“It means that venues need to sit down and look at the square meterage of their entire venue, bearing in mind that staff are included in these numbers, and really come up with a model that meets the intent of the legislation,” explained Green.

“What we expect to see from venues is that they will modify the configuration of these spaces to ensure that social distancing is occurring. That may mean things such as moving tables further apart, shutting down machines to ensure there’s a 1.5m gap. Even in outdoor spaces that have a 500-patron maximum, social distancing needs to take place there as well.”

“A sustainable solution”

Green has no doubt that the coronavirus crisis will have “a devastating impact” on the industry, with many venues across the country forced to make very tough decisions to keep their businesses afloat.

“Across the country pubs directly employ 250,000 people.
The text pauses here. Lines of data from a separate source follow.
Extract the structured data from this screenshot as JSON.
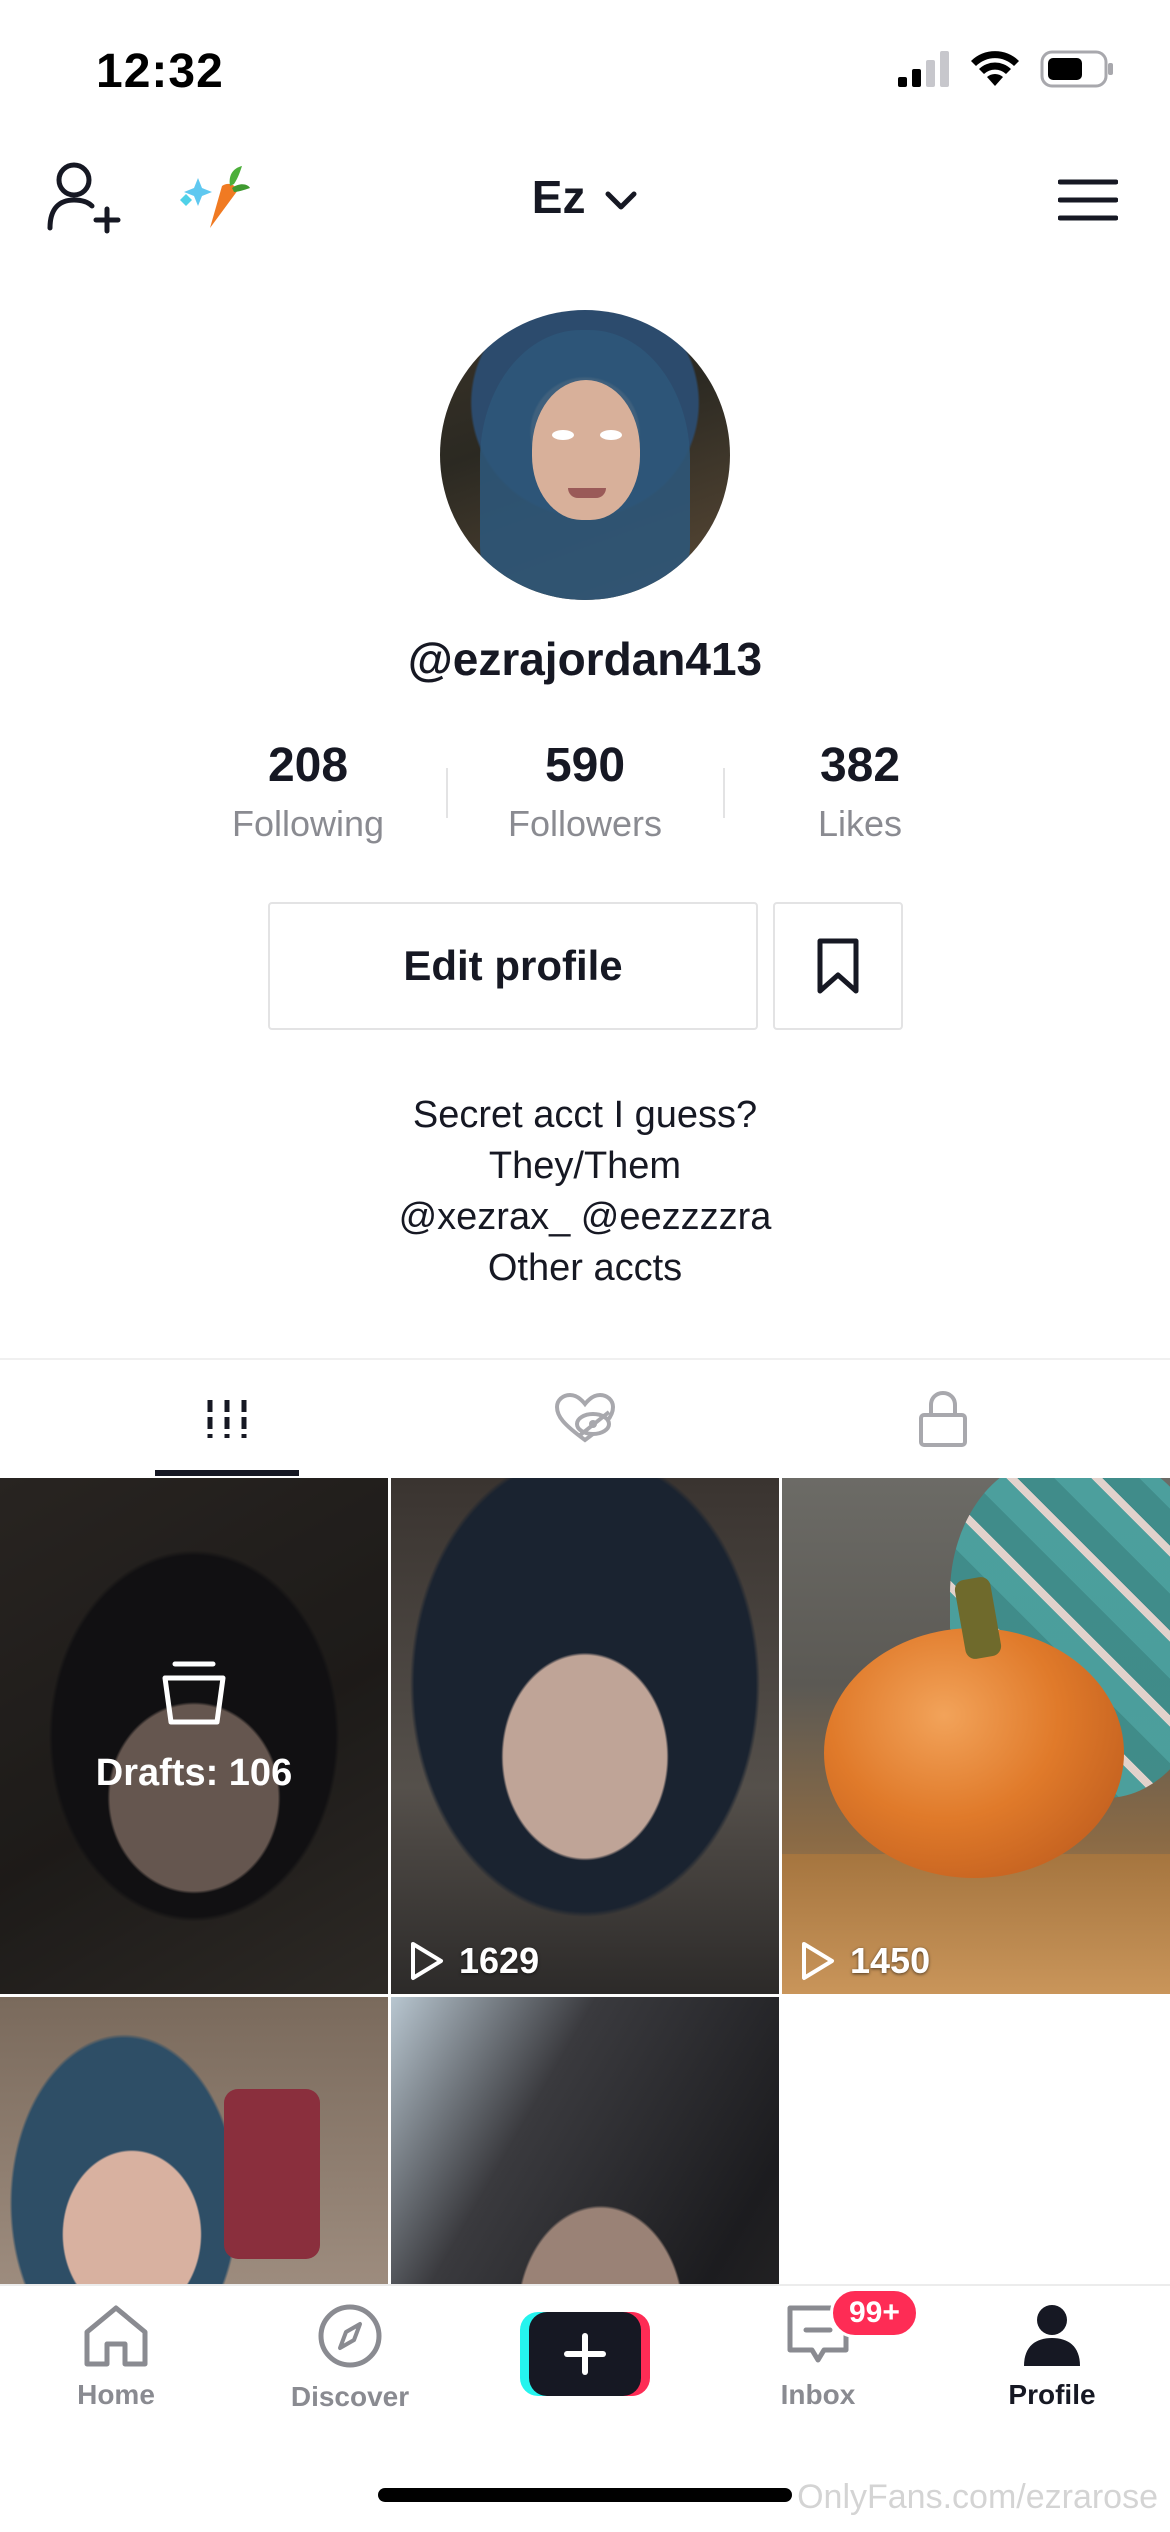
{
  "status_bar": {
    "time": "12:32"
  },
  "header": {
    "account_name": "Ez"
  },
  "profile": {
    "handle": "@ezrajordan413",
    "stats": [
      {
        "value": "208",
        "label": "Following"
      },
      {
        "value": "590",
        "label": "Followers"
      },
      {
        "value": "382",
        "label": "Likes"
      }
    ],
    "edit_profile_label": "Edit profile",
    "bio_lines": [
      "Secret acct I guess?",
      "They/Them",
      "@xezrax_ @eezzzzra",
      "Other accts"
    ]
  },
  "tabs": {
    "active": "videos",
    "items": [
      "videos-grid-icon",
      "liked-hidden-icon",
      "private-lock-icon"
    ]
  },
  "videos": {
    "drafts_label": "Drafts: 106",
    "items": [
      {
        "views": "1629"
      },
      {
        "views": "1450"
      }
    ]
  },
  "bottom_nav": {
    "items": [
      {
        "label": "Home",
        "icon": "home-icon"
      },
      {
        "label": "Discover",
        "icon": "compass-icon"
      },
      {
        "label": "",
        "icon": "plus-icon"
      },
      {
        "label": "Inbox",
        "icon": "inbox-icon"
      },
      {
        "label": "Profile",
        "icon": "profile-icon"
      }
    ],
    "inbox_badge": "99+",
    "active": "Profile"
  },
  "watermark": "OnlyFans.com/ezrarose",
  "colors": {
    "accent_red": "#fe2c55",
    "accent_cyan": "#25f4ee",
    "text_primary": "#161823",
    "text_secondary": "#8a8b91"
  }
}
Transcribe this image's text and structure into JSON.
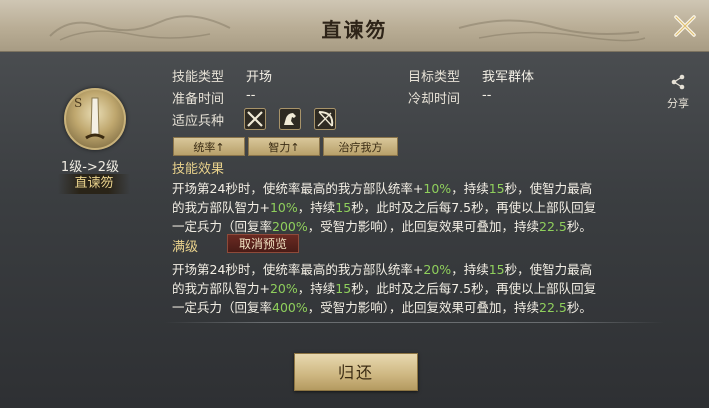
{
  "dialog": {
    "title": "直谏笏",
    "close_icon": "close-icon"
  },
  "skill": {
    "grade": "S",
    "level_change": "1级->2级",
    "name": "直谏笏"
  },
  "info": {
    "skill_type_label": "技能类型",
    "skill_type_value": "开场",
    "target_type_label": "目标类型",
    "target_type_value": "我军群体",
    "prep_time_label": "准备时间",
    "prep_time_value": "--",
    "cooldown_label": "冷却时间",
    "cooldown_value": "--",
    "troop_label": "适应兵种",
    "troop_icons": [
      "spear-icon",
      "cavalry-icon",
      "bow-icon"
    ]
  },
  "share": {
    "label": "分享",
    "icon": "share-icon"
  },
  "tags": [
    "统率↑",
    "智力↑",
    "治疗我方"
  ],
  "effect": {
    "title": "技能效果",
    "lines": [
      [
        {
          "t": "开场第24秒时，使统率最高的我方部队统率+"
        },
        {
          "t": "10%",
          "hl": true
        },
        {
          "t": "，持续"
        },
        {
          "t": "15",
          "hl": true
        },
        {
          "t": "秒，使智力最高"
        }
      ],
      [
        {
          "t": "的我方部队智力+"
        },
        {
          "t": "10%",
          "hl": true
        },
        {
          "t": "，持续"
        },
        {
          "t": "15",
          "hl": true
        },
        {
          "t": "秒，此时及之后每7.5秒，再使以上部队回复"
        }
      ],
      [
        {
          "t": "一定兵力（回复率"
        },
        {
          "t": "200%",
          "hl": true
        },
        {
          "t": "，受智力影响），此回复效果可叠加，持续"
        },
        {
          "t": "22.5",
          "hl": true
        },
        {
          "t": "秒。"
        }
      ]
    ]
  },
  "max": {
    "title": "满级",
    "cancel_preview": "取消预览",
    "lines": [
      [
        {
          "t": "开场第24秒时，使统率最高的我方部队统率+"
        },
        {
          "t": "20%",
          "hl": true
        },
        {
          "t": "，持续"
        },
        {
          "t": "15",
          "hl": true
        },
        {
          "t": "秒，使智力最高"
        }
      ],
      [
        {
          "t": "的我方部队智力+"
        },
        {
          "t": "20%",
          "hl": true
        },
        {
          "t": "，持续"
        },
        {
          "t": "15",
          "hl": true
        },
        {
          "t": "秒，此时及之后每7.5秒，再使以上部队回复"
        }
      ],
      [
        {
          "t": "一定兵力（回复率"
        },
        {
          "t": "400%",
          "hl": true
        },
        {
          "t": "，受智力影响），此回复效果可叠加，持续"
        },
        {
          "t": "22.5",
          "hl": true
        },
        {
          "t": "秒。"
        }
      ]
    ]
  },
  "footer": {
    "return_label": "归还"
  },
  "colors": {
    "highlight": "#8fcf5c",
    "gold_text": "#e9d28c"
  }
}
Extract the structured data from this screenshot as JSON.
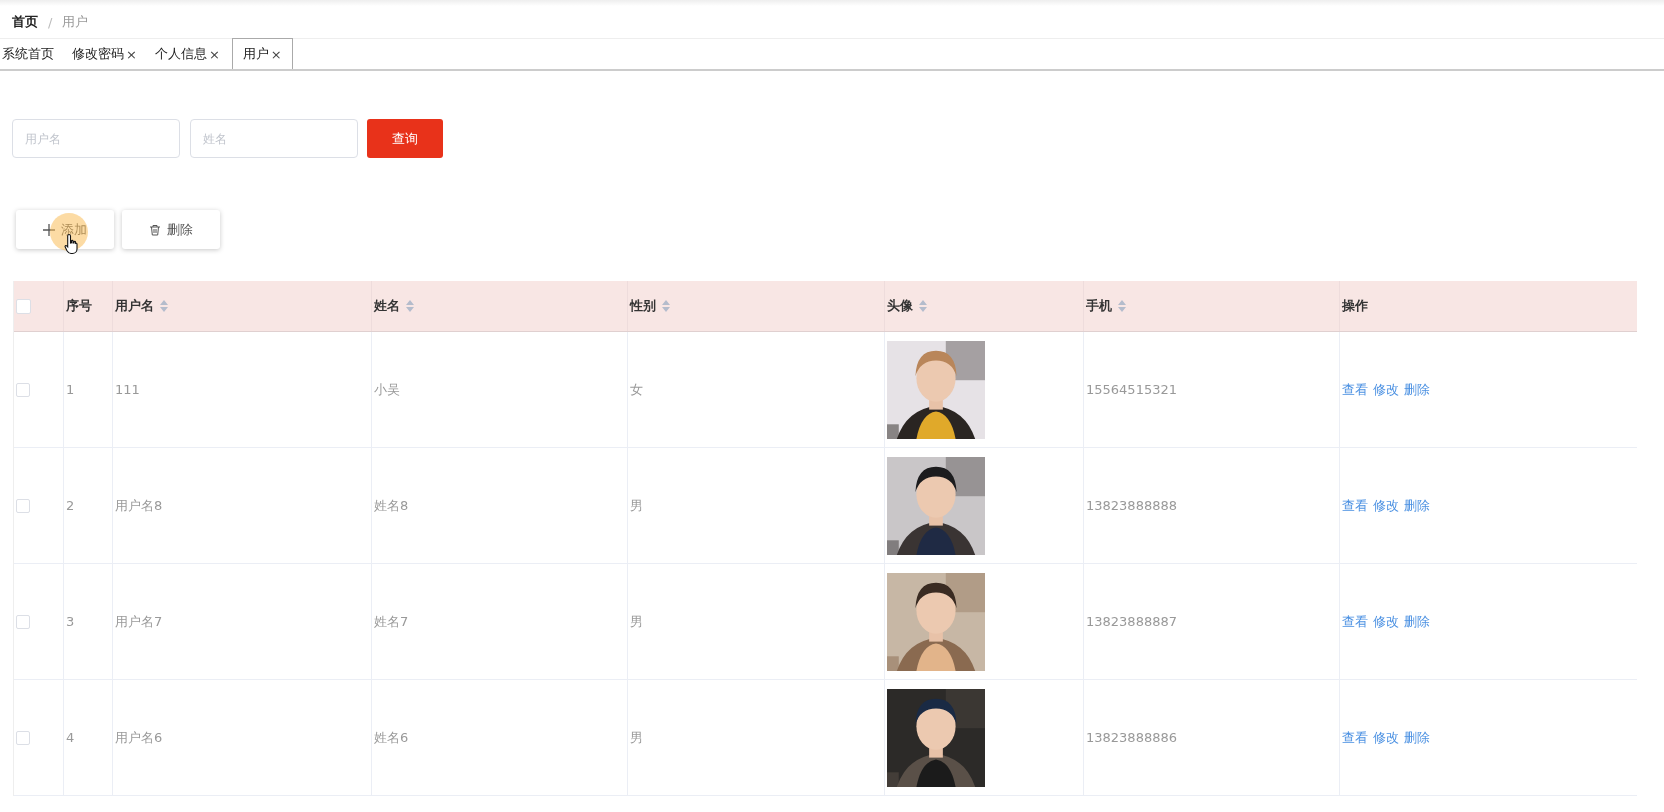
{
  "breadcrumb": [
    {
      "label": "首页",
      "current": false
    },
    {
      "label": "/",
      "kind": "separator"
    },
    {
      "label": "用户",
      "current": true
    }
  ],
  "tabs": [
    {
      "label": "系统首页",
      "selected": false,
      "closable": false
    },
    {
      "label": "修改密码",
      "selected": false,
      "closable": true,
      "close": "×"
    },
    {
      "label": "个人信息",
      "selected": false,
      "closable": true,
      "close": "×"
    },
    {
      "label": "用户",
      "selected": true,
      "closable": true,
      "close": "×"
    }
  ],
  "search": {
    "fields": [
      {
        "placeholder": "用户名"
      },
      {
        "placeholder": "姓名"
      }
    ],
    "button": "查询"
  },
  "actions": [
    {
      "label": "添加",
      "kind": "add"
    },
    {
      "label": "删除",
      "kind": "delete"
    }
  ],
  "table": {
    "all_checked": false,
    "columns": [
      {
        "label": "序号",
        "sortable": false
      },
      {
        "label": "用户名",
        "sortable": true
      },
      {
        "label": "姓名",
        "sortable": true
      },
      {
        "label": "性别",
        "sortable": true
      },
      {
        "label": "头像",
        "sortable": true
      },
      {
        "label": "手机",
        "sortable": true
      },
      {
        "label": "操作",
        "sortable": false
      }
    ],
    "rows": [
      {
        "checked": false,
        "index": "1",
        "username": "111",
        "name": "小吴",
        "gender": "女",
        "avatar": {
          "kind": "picture"
        },
        "phone": "15564515321",
        "ops": [
          "查看",
          "修改",
          "删除"
        ]
      },
      {
        "checked": false,
        "index": "2",
        "username": "用户名8",
        "name": "姓名8",
        "gender": "男",
        "avatar": {
          "kind": "picture"
        },
        "phone": "13823888888",
        "ops": [
          "查看",
          "修改",
          "删除"
        ]
      },
      {
        "checked": false,
        "index": "3",
        "username": "用户名7",
        "name": "姓名7",
        "gender": "男",
        "avatar": {
          "kind": "picture"
        },
        "phone": "13823888887",
        "ops": [
          "查看",
          "修改",
          "删除"
        ]
      },
      {
        "checked": false,
        "index": "4",
        "username": "用户名6",
        "name": "姓名6",
        "gender": "男",
        "avatar": {
          "kind": "picture"
        },
        "phone": "13823888886",
        "ops": [
          "查看",
          "修改",
          "删除"
        ]
      }
    ]
  },
  "click_indicator": {
    "on": true
  }
}
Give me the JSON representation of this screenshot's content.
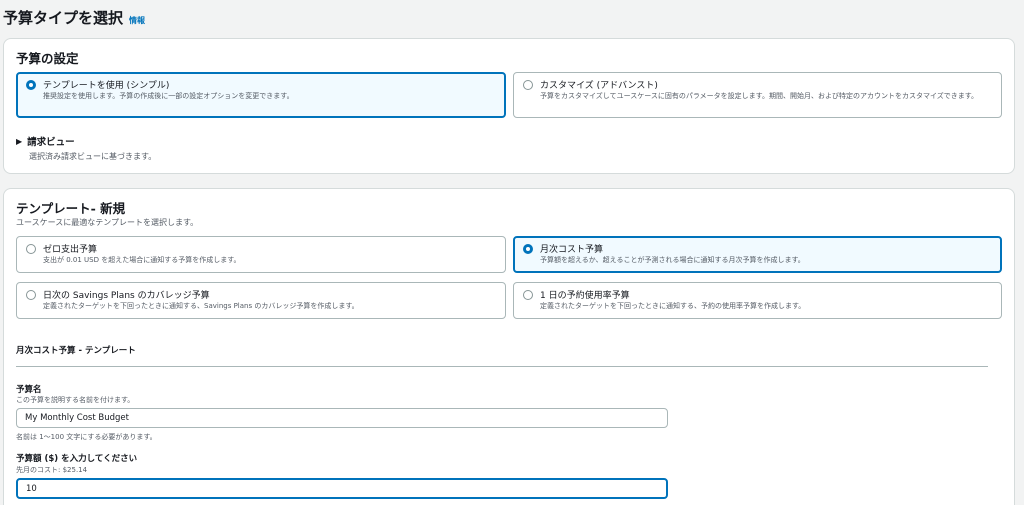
{
  "header": {
    "title": "予算タイプを選択",
    "info": "情報"
  },
  "settings": {
    "title": "予算の設定",
    "options": [
      {
        "label": "テンプレートを使用 (シンプル)",
        "description": "推奨設定を使用します。予算の作成後に一部の設定オプションを変更できます。",
        "selected": true
      },
      {
        "label": "カスタマイズ (アドバンスト)",
        "description": "予算をカスタマイズしてユースケースに固有のパラメータを設定します。期間、開始月、および特定のアカウントをカスタマイズできます。",
        "selected": false
      }
    ],
    "expander": {
      "label": "請求ビュー",
      "description": "選択済み請求ビューに基づきます。"
    }
  },
  "templates": {
    "title": "テンプレート- 新規",
    "description": "ユースケースに最適なテンプレートを選択します。",
    "options": [
      {
        "label": "ゼロ支出予算",
        "description": "支出が 0.01 USD を超えた場合に通知する予算を作成します。",
        "selected": false
      },
      {
        "label": "月次コスト予算",
        "description": "予算額を超えるか、超えることが予測される場合に通知する月次予算を作成します。",
        "selected": true
      },
      {
        "label": "日次の Savings Plans のカバレッジ予算",
        "description": "定義されたターゲットを下回ったときに通知する、Savings Plans のカバレッジ予算を作成します。",
        "selected": false
      },
      {
        "label": "1 日の予約使用率予算",
        "description": "定義されたターゲットを下回ったときに通知する、予約の使用率予算を作成します。",
        "selected": false
      }
    ],
    "subheading": "月次コスト予算 - テンプレート",
    "budget_name": {
      "label": "予算名",
      "description": "この予算を説明する名前を付けます。",
      "value": "My Monthly Cost Budget",
      "constraint": "名前は 1〜100 文字にする必要があります。"
    },
    "budget_amount": {
      "label": "予算額 ($) を入力してください",
      "description": "先月のコスト: $25.14",
      "value": "10"
    }
  },
  "colors": {
    "accent": "#0073bb",
    "selected_bg": "#f1faff",
    "border": "#aab7b8",
    "page_bg": "#f2f3f3"
  }
}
A large number of those are a casual workforce, and in terms of venue owners, we’ve got mum-and-dad owners right through to the very large corporations running multiple venues that are making some very hard decisions at the moment – they’re standing down staff, but we’ve also seen accommodation venues and pubs that are shutting their doors for now. We and government need to make sure that the pub industry survives out the other side of this.”

He says that the indoor ban is a sustainable solution from the government that allows venues to keep trading in some form, while keeping people safe – but only for as long as venues abide by the rules.

“Around the world there are many countries where they’ve closed bars and restaurants, and what we’ve seen from government is the intent to provide a model that will keep patrons and staff safe, while minimising the chances of this virus expanding. It’s important that all venues understand that their right to open is in fact a privilege, not a right, and can be shut down should the government think that venues aren’t taking this seriously.”

The AHA is currently seeking further clarification from government at both the state and federal levels on guidelines they expect to be issued later in the week.

“We will ensure that we are getting the most accurate information out to members  — and its important to members that they only consider accurate information – coming from industry associations and publications such as Australian Hotelier and TheShout.”